Saturday, March 03, 2012

expert and a half...

I am still slowly recovering from my table saw injury, and finding that with fingers disabled, my mind is less acute. Should that come as a surprise to anyone but myself? I have tried dictation software but find that the corrections take nearly as much time as hunting and pecking away on the keyboard in the first place. So who knew that injuring my fingers would have such impact on the clarity of my thoughts?

K. Anders Ericsson, Psychologist at Florida State University, proposed the 10,000 hour rule that was popularized by Malcolm Gladwell in his book Outliers. According to the rule, it takes 10,000 hours to become truly expert at something whether playing chess, hockey, or viola. Gladwell offered the Beatles as an example. Ericsson offered as his first example two Hungarian educators, Lázló and Klara Polgár, who homeschooled their three daughters to become top ranked women's chess champions. The Polgárs wanted to challenge the notion that women couldn't succeed in fields that require spatial thinking, like chess. Their youngest daughter became a grand master at age 15.

While the 10,000 hour rule may be a generalization, it is an interesting tool through which to examine American education.

By the time a child has attended school from kindergarten through high school he or she will have been in school a total of 16,380 hours (13 years times 180 days times 7 hours per day), time enough to become expert at something and at least well practiced at something else, but what too many children learn in school is that they don't like it much, and that there is no passion to be found within it. They may fill seats while their minds wander. Doing something for 10,000 hours leads nowhere if he child's attention is not purposefully engaged. Take TV for an example.

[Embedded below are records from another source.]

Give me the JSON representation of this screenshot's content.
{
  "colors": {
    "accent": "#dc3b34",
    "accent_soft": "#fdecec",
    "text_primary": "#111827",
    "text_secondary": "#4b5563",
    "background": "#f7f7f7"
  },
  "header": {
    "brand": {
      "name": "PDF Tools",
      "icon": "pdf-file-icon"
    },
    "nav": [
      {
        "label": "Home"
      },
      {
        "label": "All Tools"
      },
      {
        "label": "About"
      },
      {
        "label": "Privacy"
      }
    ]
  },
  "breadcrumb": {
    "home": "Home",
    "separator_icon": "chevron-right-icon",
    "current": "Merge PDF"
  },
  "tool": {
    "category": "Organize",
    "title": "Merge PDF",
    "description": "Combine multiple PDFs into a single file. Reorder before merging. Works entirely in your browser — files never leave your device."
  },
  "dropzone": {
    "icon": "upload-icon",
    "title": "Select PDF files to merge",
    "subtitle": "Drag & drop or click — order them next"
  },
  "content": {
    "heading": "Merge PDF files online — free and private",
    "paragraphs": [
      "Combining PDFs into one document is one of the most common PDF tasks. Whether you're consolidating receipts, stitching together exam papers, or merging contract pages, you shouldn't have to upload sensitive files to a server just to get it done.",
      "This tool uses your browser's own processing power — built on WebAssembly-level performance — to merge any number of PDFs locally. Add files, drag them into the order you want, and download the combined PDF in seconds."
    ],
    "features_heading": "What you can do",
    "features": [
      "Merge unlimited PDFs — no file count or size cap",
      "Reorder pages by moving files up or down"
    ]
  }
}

Can you imagine what our schools might become if they were more clearly targeted toward the accomplishment of greater things that captured the interest and attention of each and every child?

Make, fix and create...

2 comments:

Anonymous said...

Just back after too many days without the time to just sit and read, the first thing I find is your saw injury. Get well soon. And at least your students got an object lesson in saw safety.

Mario

Doug Stowe said...

Thanks, Mario. I am doing better by the day.